What exactly is a full body CT scan?
Full body CT scans, generally performed at a hospital or a specialty outpatient facility, are thorough diagnostic procedures used to detect a wide range of health issues, using computer tomography (CT) to provide an in-depth look at your body.
A CT scanner uses X-ray images taken at different angles to produce cross-sectional images, or slices. The slices give your doctor a 3D view of your body.
Most full body CT scans take pictures of the chest, abdomen, and pelvis and often detect hidden problems you may not have known about.
Why doctors order full body CT scans
Your doctor might schedule you for a CT scan for many reasons. Since the procedure is so detailed, they often show underlying health issues before symptoms occur.
Full body CT scans can:
- Detect internal injuries and bleeding
- Find blood clots, tumors, and infections
- Show bone fractures and muscle inflammation
- Monitor diseases of the heart, liver, and lungs
- Monitor the effectiveness of medications used to treat infections
- Track the size of a tumor
- Show if cancer is responding to treatment
- Be a guide for surgeons preparing for operations
Full body CT scan preparation
Preparation is fairly quick and easy. Your doctor will probably tell you not to eat or drink anything for a few hours before the procedure. It could be two hours or six hours, depending on what your doctor needs to examine.
You’ll have to wear a hospital gown and remove anything that could give an inaccurate reading, such as jewelry, glasses, and even dentures, if needed.
The specialist will likely have you drink a contrast material, which will highlight organs, muscle tissue and blood vessels, as the X-ray images won’t show them clearly.
Depending on what your doctor needs to examine, contrast material can be administered orally or through injection. Contrast injections work best if your blood vessels, liver, or gallbladder need treatment.
If you’re 55 years or older, you may have your creatine levels assessed as well during the scan.
What to expect
The scan itself is quick and painless. You’ll lie down on a moving table that slides through the CT scanner slowly. As you’re sliding through, the scanner will begin to take pictures of your body and emit a humming or whirring sound, which is normal.
Full body CT scans usually take half an hour or less, depending on what your doctor needs. You can expect the procedure to last a bit longer if your doctor has to examine several sections of your body.
Sometimes movement will interfere with the scanner, so the specialist may ask you lie completely still. If you’re getting a CT scan of your lungs, they may also ask that you hold your breath at certain times.
Once your scan is complete, the specialist may ask you to drink plenty of fluids to help your kidneys clear the contrast material out of your system.
If you need a full body CT scan
If your doctor ordered a full body CT scan, you can expect a thorough exam in a timely, efficient manner with Dr. Shawn Veiseh, MD. His private practice, University Executive Physical Program, is located in the Westwood neighborhood of Los Angeles.

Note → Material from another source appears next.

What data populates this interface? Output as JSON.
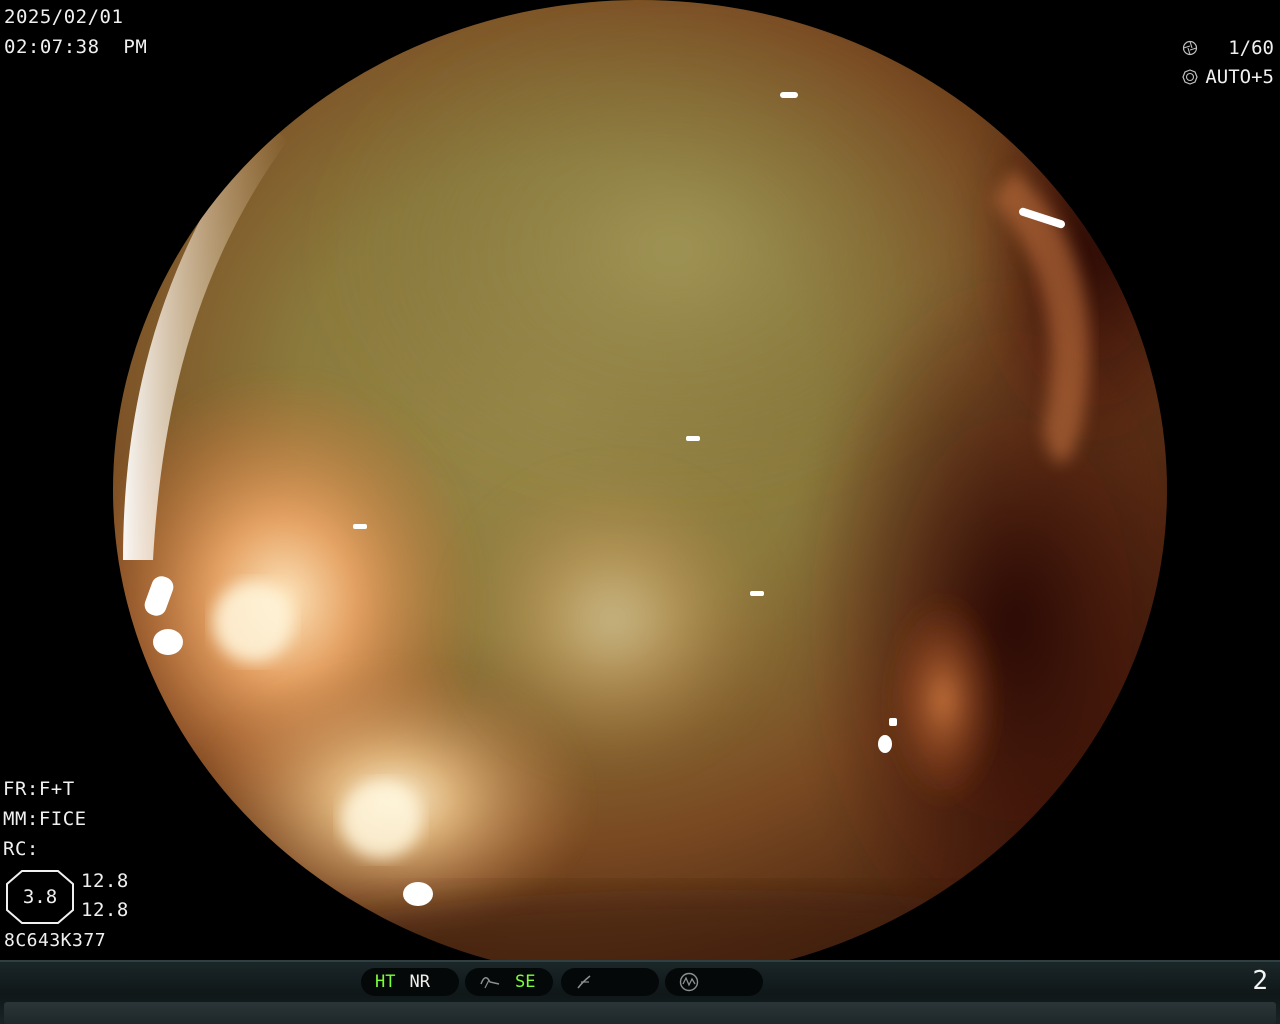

Dr. Veiseh is a board-certified internist, and he provides detailed physicals and treatment for chronic issues, like diabetes. Take the next step in your treatment plan, and reach out to the University Executive Physical Program for questions and booking.